> Task prompt: Return every line of the data below that includes the string "correct".

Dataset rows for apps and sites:

===============

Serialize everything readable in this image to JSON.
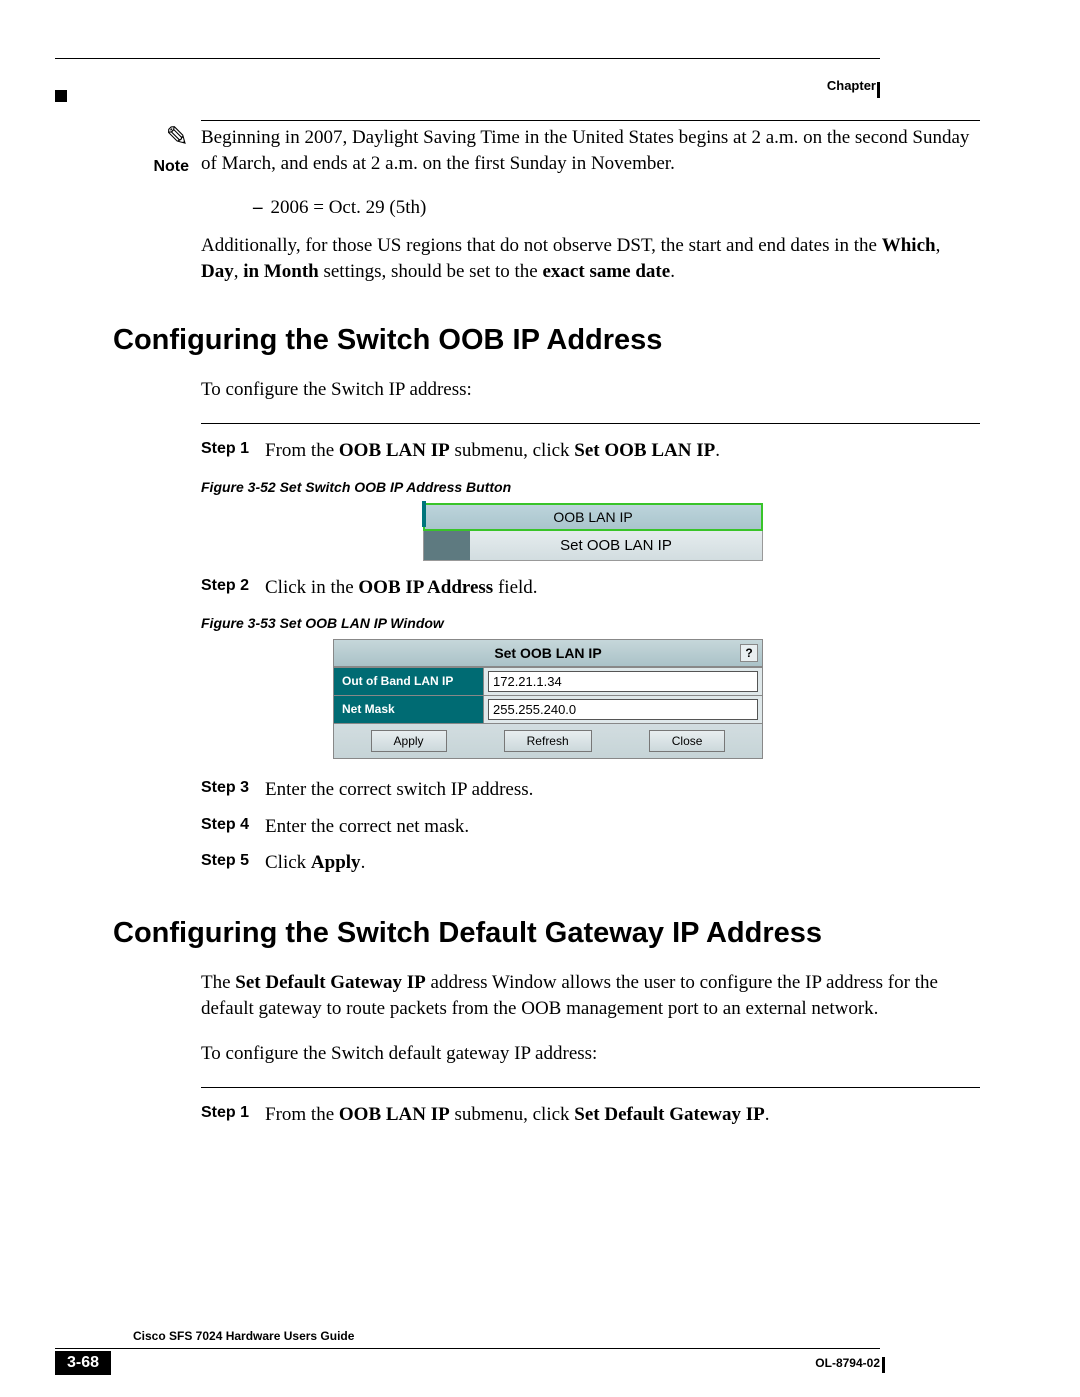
{
  "header": {
    "chapterLabel": "Chapter"
  },
  "note": {
    "label": "Note",
    "textA": "Beginning in 2007, Daylight Saving Time in the United States begins at 2 a.m. on the second Sunday of March, and ends at 2 a.m. on the first Sunday in November."
  },
  "dstBullet": "2006 = Oct. 29 (5th)",
  "dstPara": {
    "p1": "Additionally, for those US regions that do not observe DST, the start and end dates in the ",
    "b1": "Which",
    "b2": "Day",
    "b3": "in Month",
    "p2": " settings, should be set to the ",
    "b4": "exact same date",
    "p3": "."
  },
  "section1": {
    "heading": "Configuring the Switch OOB IP Address",
    "intro": "To configure the Switch IP address:",
    "steps": {
      "s1a": "From the ",
      "s1b": "OOB LAN IP",
      "s1c": " submenu, click ",
      "s1d": "Set OOB LAN IP",
      "s1e": ".",
      "s2a": "Click in the ",
      "s2b": "OOB IP Address",
      "s2c": " field.",
      "s3": "Enter the correct switch IP address.",
      "s4": "Enter the correct net mask.",
      "s5a": "Click ",
      "s5b": "Apply",
      "s5c": "."
    },
    "stepLabels": {
      "s1": "Step 1",
      "s2": "Step 2",
      "s3": "Step 3",
      "s4": "Step 4",
      "s5": "Step 5"
    }
  },
  "fig52": {
    "caption": "Figure 3-52   Set Switch OOB IP Address Button",
    "menuHeader": "OOB LAN IP",
    "menuItem": "Set OOB LAN IP"
  },
  "fig53": {
    "caption": "Figure 3-53   Set OOB LAN IP Window",
    "title": "Set OOB LAN IP",
    "help": "?",
    "row1Label": "Out of Band LAN IP",
    "row1Value": "172.21.1.34",
    "row2Label": "Net Mask",
    "row2Value": "255.255.240.0",
    "buttons": {
      "apply": "Apply",
      "refresh": "Refresh",
      "close": "Close"
    }
  },
  "section2": {
    "heading": "Configuring the Switch Default Gateway IP Address",
    "para1a": "The ",
    "para1b": "Set Default Gateway IP",
    "para1c": " address Window allows the user to configure the IP address for the default gateway to route packets from the OOB management port to an external network.",
    "para2": "To configure the Switch default gateway IP address:",
    "s1Label": "Step 1",
    "s1a": "From the ",
    "s1b": "OOB LAN IP",
    "s1c": " submenu, click ",
    "s1d": "Set Default Gateway IP",
    "s1e": "."
  },
  "footer": {
    "guide": "Cisco SFS 7024 Hardware Users Guide",
    "page": "3-68",
    "docid": "OL-8794-02"
  }
}
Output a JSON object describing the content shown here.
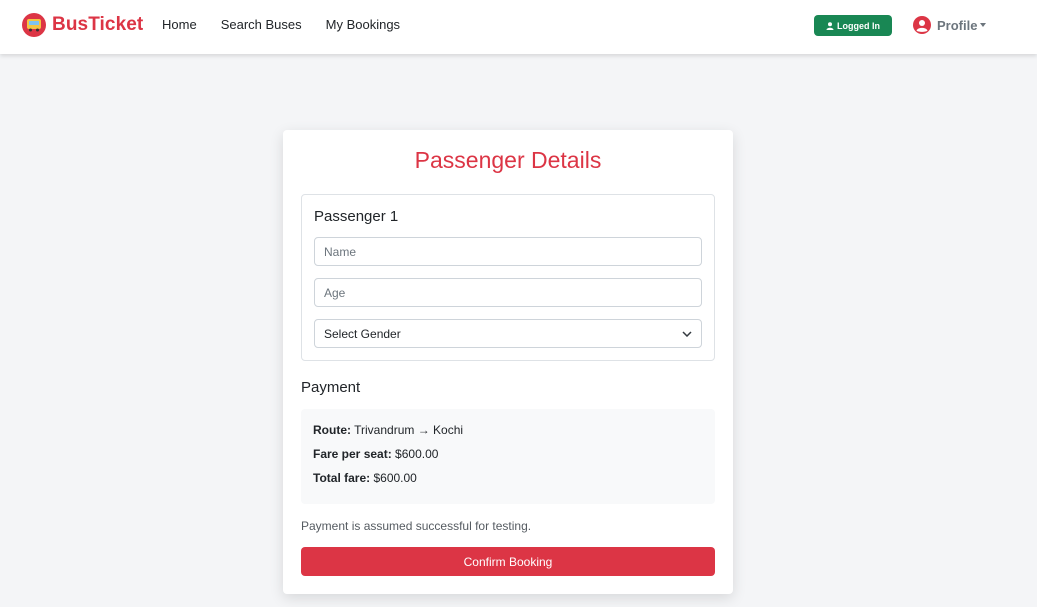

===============

> Result below:
      "s3": "Enter the correct switch IP address.",
      "s4": "Enter the correct net mask.",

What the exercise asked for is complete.